**What you have to do:** Read through the listing below and copy each line in which the word "into" occurs.

**Dataset entries:**
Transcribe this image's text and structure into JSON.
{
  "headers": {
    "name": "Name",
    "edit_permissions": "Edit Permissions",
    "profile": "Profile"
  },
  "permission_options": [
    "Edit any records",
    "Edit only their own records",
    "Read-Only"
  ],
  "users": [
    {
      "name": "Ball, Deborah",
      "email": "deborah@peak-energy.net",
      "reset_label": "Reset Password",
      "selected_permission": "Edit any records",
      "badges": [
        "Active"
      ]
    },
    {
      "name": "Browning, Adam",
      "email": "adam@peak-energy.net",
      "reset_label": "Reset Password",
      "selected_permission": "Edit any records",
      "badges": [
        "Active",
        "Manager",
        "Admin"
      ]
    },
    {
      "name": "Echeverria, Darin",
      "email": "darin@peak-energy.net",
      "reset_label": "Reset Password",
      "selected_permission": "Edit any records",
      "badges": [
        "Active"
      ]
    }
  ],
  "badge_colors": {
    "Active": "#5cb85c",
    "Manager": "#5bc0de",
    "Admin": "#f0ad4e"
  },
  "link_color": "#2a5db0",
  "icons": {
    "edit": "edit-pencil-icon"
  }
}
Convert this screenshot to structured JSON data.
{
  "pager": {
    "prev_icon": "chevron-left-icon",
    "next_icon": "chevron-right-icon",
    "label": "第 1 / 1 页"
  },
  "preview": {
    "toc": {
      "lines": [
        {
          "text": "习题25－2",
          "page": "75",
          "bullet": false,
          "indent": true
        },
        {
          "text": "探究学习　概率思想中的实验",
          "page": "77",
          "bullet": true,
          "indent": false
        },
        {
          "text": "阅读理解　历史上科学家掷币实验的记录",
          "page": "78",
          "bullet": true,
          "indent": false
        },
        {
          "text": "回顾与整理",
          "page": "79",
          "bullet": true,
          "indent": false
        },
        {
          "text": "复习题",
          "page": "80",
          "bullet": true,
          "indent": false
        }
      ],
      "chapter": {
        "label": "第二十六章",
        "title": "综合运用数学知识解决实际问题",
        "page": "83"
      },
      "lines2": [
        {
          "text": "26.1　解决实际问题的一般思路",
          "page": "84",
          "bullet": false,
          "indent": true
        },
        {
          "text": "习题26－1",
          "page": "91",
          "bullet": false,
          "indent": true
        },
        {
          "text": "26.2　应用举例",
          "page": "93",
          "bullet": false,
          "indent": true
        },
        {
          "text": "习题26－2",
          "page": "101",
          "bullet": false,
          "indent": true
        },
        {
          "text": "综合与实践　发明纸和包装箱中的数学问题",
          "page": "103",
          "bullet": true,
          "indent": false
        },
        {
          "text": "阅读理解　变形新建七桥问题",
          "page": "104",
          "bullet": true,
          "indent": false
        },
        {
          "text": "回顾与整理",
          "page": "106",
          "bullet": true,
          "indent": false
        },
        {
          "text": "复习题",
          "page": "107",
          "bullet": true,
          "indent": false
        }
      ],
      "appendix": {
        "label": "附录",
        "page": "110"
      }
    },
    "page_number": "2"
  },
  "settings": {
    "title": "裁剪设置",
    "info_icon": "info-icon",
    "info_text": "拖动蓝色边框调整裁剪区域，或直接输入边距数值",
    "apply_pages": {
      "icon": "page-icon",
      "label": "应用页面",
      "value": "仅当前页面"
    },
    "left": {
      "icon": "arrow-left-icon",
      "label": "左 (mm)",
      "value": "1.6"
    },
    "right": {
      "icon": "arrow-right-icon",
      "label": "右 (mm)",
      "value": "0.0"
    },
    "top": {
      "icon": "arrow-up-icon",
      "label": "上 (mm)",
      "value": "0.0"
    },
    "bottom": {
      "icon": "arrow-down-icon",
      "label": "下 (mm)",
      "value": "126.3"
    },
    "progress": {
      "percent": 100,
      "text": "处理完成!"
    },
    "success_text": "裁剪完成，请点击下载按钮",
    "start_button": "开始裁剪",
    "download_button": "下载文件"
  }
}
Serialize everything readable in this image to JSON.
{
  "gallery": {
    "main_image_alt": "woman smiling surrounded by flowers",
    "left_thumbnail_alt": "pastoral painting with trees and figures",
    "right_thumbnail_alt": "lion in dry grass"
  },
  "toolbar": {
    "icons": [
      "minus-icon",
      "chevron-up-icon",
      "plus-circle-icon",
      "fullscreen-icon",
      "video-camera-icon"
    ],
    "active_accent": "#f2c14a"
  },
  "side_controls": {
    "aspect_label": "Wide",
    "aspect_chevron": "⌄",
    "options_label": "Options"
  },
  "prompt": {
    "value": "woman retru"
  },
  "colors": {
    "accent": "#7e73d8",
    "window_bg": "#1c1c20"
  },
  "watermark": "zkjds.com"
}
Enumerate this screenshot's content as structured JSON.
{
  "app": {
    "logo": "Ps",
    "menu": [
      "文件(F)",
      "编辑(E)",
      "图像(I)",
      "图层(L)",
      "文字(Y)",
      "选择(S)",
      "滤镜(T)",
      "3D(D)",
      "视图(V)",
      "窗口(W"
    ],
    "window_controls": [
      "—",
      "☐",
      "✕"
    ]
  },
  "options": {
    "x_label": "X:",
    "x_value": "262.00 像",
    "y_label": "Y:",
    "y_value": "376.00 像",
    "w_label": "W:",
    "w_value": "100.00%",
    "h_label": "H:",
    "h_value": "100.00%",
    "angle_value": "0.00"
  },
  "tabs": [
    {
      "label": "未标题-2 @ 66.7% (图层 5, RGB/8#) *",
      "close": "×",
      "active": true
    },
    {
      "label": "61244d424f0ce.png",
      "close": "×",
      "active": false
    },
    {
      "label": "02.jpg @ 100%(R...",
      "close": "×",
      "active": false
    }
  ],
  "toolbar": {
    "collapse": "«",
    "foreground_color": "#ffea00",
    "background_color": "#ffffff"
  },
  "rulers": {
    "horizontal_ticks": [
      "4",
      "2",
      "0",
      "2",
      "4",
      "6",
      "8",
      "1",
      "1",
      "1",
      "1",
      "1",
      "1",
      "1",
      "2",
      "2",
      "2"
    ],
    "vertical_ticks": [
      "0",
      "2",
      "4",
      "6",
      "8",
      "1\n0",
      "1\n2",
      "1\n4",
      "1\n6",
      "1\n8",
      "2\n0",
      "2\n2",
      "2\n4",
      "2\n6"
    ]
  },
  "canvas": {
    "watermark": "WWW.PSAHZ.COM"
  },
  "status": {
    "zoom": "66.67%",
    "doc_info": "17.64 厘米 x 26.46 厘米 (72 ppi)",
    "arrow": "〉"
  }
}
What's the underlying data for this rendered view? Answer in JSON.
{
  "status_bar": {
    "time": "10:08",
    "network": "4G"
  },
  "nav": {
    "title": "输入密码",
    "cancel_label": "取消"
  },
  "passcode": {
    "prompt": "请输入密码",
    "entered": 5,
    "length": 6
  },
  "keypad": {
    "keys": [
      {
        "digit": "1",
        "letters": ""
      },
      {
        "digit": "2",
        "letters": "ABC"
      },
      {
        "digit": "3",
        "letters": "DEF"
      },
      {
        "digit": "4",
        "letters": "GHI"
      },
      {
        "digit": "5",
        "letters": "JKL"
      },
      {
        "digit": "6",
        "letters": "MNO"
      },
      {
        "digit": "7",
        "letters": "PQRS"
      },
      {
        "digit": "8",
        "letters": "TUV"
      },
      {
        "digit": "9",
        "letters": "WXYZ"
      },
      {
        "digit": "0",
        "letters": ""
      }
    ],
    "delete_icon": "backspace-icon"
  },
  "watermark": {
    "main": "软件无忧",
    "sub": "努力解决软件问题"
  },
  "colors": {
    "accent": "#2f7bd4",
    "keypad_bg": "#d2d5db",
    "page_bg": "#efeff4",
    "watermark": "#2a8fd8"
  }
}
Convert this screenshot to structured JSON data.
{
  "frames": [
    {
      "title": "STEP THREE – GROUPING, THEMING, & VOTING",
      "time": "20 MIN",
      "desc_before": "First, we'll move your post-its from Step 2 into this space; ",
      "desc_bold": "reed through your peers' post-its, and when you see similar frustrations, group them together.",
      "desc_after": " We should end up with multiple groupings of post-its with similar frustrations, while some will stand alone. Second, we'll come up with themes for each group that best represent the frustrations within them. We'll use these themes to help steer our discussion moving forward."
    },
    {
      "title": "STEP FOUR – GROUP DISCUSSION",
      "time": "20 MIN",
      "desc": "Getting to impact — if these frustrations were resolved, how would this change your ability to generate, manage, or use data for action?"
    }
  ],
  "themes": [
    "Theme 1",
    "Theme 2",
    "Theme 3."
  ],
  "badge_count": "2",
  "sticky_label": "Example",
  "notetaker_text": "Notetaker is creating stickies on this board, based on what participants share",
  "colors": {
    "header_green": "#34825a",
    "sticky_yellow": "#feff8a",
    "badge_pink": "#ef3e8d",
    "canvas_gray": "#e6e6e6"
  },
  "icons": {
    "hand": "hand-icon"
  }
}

**Output of the task:**
Transcribe this image's text and structure into JSON.
      "desc_before": "First, we'll move your post-its from Step 2 into this space; ",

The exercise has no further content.